I am of course most pleased to see yet another new country and I send my best wishes for the new year. I hope you get to read my books too. Just go to

Oxfam says that the world's 100 richest people could wipe out 'extreme' poverty!

Really--- the world’s 100 richest people could wipe out ‘extreme’ poverty?’ Wonderful, you say. The world’s problems are over. Well I don’t think you will hold to that first reaction once you think about it, except those of you who hold to the viewpoint that people are basically good.

Think for a moment about how those top 100 individuals or families attained that massive amount of wealth. Such people are a combination of the industrious and many other ‘qualities.’ They are driven to seek power and riches; indeed some would say they are obsessed. Once they reach a certain level many of them are them are determined to win at any costs yet more wealth and power. They reach a point where power and wealth go together, even political power. They have no intention of releasing any significant proportion of power once they have achieved it.

Yes, there are examples of philanthropic people who give away a great deal of money to causes they believe in. We saw an example of that in New Zealand a few years ago when one of our own (Morgan) gave away the majority of his ‘well earned’ wealth. However, such individuals are in the minority.

The very idea of giving up the majority of one’s wealth is totally repugnant to most extremely wealthy persons. They will go to great lengths to ‘hold and increase their positions, so don’t expect anytime soon to see the top 100 divesting themselves of their power and wealth.

Let’s pretend though for a while, that these individuals did have an epiphany; one that that leads them to see the plight of the World’s suffering masses and then genuinely see a need to ‘help the extreme poor. Oxfam is naive if they think that simply giving away money to the extreme poor would make any long term difference. Any massive relief effort must take a longer term view and take into account the reasons for extreme poverty.

Those ‘reasons’ are multiple; including, endemic corruption, long-held beliefs based on culture and religion re the size of families, natural disasters like drought and floods, and political systems that do not allow for shifts in power sharing, just to name a few.

Poverty will never disappear so the best we can do is to alleviate the worst aspects of this. I do not think that the world expects these 100 individuals to give up their wealth, but if they ever did see a place for them to take action, then ‘some difference’ could be achieved. Having said that I have absolutely no confidence that even a small portion of the 100 would come to the party. They no doubt think (those who even care) that they have given enough. Perhaps my view of the ‘goodness’ of human kind is a bit jaded, but time has taught me that humans predominantly still play the ‘survival game’ and that building up wealth is ingrained in our psyche and that once attained at ‘extreme’ levels’ such a stance is as difficult to fight as that of ‘extreme’ poverty.’

So are we going to see a reaction to Oxfam’s statement?
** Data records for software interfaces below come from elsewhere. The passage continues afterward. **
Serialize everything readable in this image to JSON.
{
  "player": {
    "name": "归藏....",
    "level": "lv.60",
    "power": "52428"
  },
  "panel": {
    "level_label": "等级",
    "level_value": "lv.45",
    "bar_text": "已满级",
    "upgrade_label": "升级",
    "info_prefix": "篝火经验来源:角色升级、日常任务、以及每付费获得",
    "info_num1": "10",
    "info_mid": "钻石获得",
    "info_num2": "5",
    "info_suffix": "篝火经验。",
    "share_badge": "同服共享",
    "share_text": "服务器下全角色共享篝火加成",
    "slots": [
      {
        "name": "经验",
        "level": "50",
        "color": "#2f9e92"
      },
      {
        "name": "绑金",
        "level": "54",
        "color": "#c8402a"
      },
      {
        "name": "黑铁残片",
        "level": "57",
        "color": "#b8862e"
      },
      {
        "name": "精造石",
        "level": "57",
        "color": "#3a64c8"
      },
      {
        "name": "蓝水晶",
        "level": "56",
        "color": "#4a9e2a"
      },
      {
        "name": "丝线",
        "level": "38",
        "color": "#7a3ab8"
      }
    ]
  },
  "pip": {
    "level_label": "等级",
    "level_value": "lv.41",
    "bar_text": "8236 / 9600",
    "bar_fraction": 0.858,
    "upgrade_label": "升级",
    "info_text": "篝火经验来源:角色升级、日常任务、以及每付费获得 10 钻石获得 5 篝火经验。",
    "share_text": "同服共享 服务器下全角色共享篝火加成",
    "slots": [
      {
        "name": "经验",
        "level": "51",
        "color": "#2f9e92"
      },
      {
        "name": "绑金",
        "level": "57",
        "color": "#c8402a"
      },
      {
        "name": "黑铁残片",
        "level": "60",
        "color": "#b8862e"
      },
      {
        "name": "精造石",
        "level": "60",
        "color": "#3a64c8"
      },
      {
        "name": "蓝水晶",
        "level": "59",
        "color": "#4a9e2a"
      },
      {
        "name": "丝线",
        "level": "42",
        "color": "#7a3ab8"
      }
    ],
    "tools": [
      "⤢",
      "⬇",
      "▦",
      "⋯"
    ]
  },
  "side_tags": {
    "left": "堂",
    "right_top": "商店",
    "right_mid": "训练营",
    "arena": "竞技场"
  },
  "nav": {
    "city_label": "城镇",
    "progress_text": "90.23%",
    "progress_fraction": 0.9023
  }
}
I doubt it, except one that tries to deflect attention from the top 100, and that they can continue to build up their power and positions.